This was part of what we saw with Watergate, which was that the investigations were difficult. They took a long time. It’s very typical, after these kinds of scandals—go back to Teapot Dome or whatever they are—for Congress to say, “OK, we didn’t like what we saw. We tried to communicate that. We asked a lot of questions. We did or did not necessarily get the practice in check. And now it’s time for us to go back and write the law.” But nothing about codifying some of these norms into law will ever or should ever reduce the importance of congressional oversight. Oversight absolutely is an incredibly important part of this, and it’s not just about holding people accountable, but it’s about that fact finding.
Now, one of the things we saw in the Trump administration was the real limits of the subpoena power of Congress. I think that is something that we are collectively, as a body, led by folks like Jamie Raskin and others, really grappling with. What does it mean to say that Congress has subpoena power, if in fact, we don’t have any tools to enforce the subpoenas and officials can just ignore them with impunity? That was a real problem, and I think we haven’t come to exactly what the right set of solutions is for that.

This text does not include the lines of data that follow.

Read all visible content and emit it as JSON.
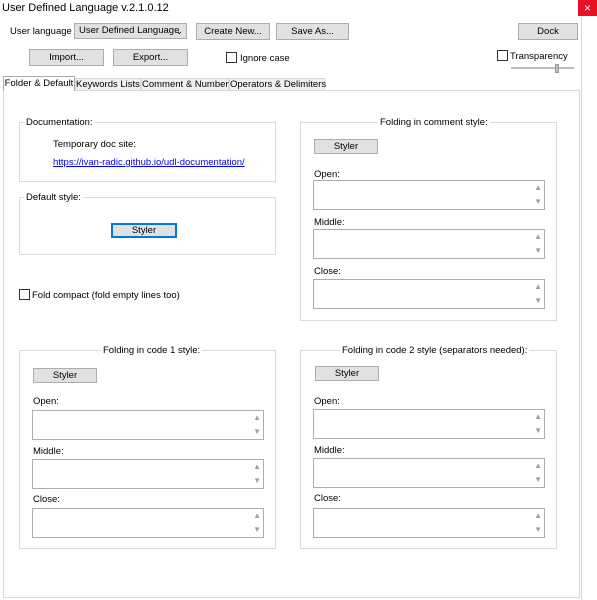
{
  "window": {
    "title": "User Defined Language v.2.1.0.12",
    "close_glyph": "×"
  },
  "toolbar": {
    "user_language_label": "User language :",
    "user_language_value": "User Defined Language",
    "create_new": "Create New...",
    "save_as": "Save As...",
    "dock": "Dock",
    "import": "Import...",
    "export": "Export...",
    "ignore_case": "Ignore case",
    "transparency": "Transparency"
  },
  "tabs": [
    {
      "label": "Folder & Default",
      "active": true
    },
    {
      "label": "Keywords Lists",
      "active": false
    },
    {
      "label": "Comment & Number",
      "active": false
    },
    {
      "label": "Operators & Delimiters",
      "active": false
    }
  ],
  "documentation": {
    "title": "Documentation:",
    "site_label": "Temporary doc site:",
    "link": "https://ivan-radic.github.io/udl-documentation/"
  },
  "default_style": {
    "title": "Default style:",
    "styler": "Styler"
  },
  "fold_compact": "Fold compact (fold empty lines too)",
  "groups": {
    "comment": {
      "title": "Folding in comment style:",
      "styler": "Styler",
      "open": "Open:",
      "middle": "Middle:",
      "close": "Close:"
    },
    "code1": {
      "title": "Folding in code 1 style:",
      "styler": "Styler",
      "open": "Open:",
      "middle": "Middle:",
      "close": "Close:"
    },
    "code2": {
      "title": "Folding in code 2 style (separators needed):",
      "styler": "Styler",
      "open": "Open:",
      "middle": "Middle:",
      "close": "Close:"
    }
  },
  "icons": {
    "dropdown": "chevron-down-icon",
    "scroll_up": "▲",
    "scroll_down": "▼",
    "combo_arrow": "⌄"
  }
}
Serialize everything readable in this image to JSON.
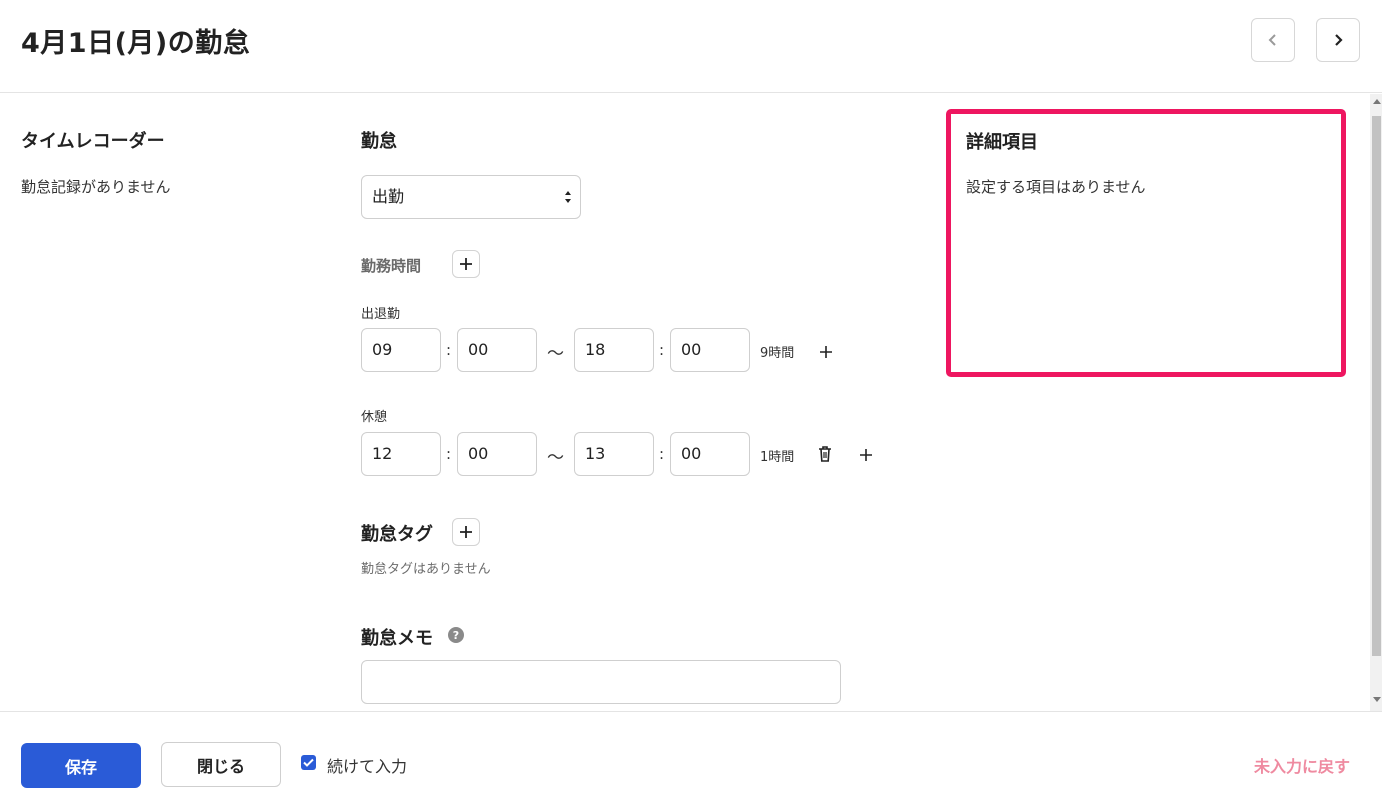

Oversight, it should be breaking news. It should be happening in real time. It should not be the History Channel. Too often, what we’re seeing is after the fact, Gee, well, that money didn’t go where we thought it was going to go. Gee, some people took advantage of those programs and abused them, or even broke the law. We have to get better at doing that oversight in real time, rather than saying, “What are the lessons of this crisis for the next crisis?”
There was a congressional oversight commission that was passed as part of the CARES Act. That sounds so badass: congressional oversight commission. Guess what? It has never had a chair, therefore it has never had staff. Therefore, the most work it’s been able to do is for a few well-meaning members to tweet things. That’s not oversight. That’s pretend oversight. And I think it’s particularly dangerous to the mission of rebuilding trust in government to have this fake oversight where you say you have a commission, but actually you don’t have a commission. You say that you have inspector generals, but in fact 15 of those offices are vacant; many of them are filled by political appointees with conflicts of interest. You say you’re going to have a pandemic response accountability committee, but the president is allowed to interfere with it and shape it in a particular way.
We really need to be much more thoughtful about building the capacity to do meaningful oversight by Congress into each and every policy that we enact. What is the built-in accountability mechanism? Who will be responsible for answering for this program? That is something we could use some improvement with in terms of not just after the fact saying that somebody should do a hearing about this, but instead building in the oversight right into the structure of the law.
To hear their entire discussion, as well as a rundown from Mark Joseph Stern of what blockbuster decisions are yet to come from the Supreme Court, listen below, or subscribe to the show on Apple Podcasts, Overcast, Spotify, Stitcher, Google Play, or wherever you get your podcasts.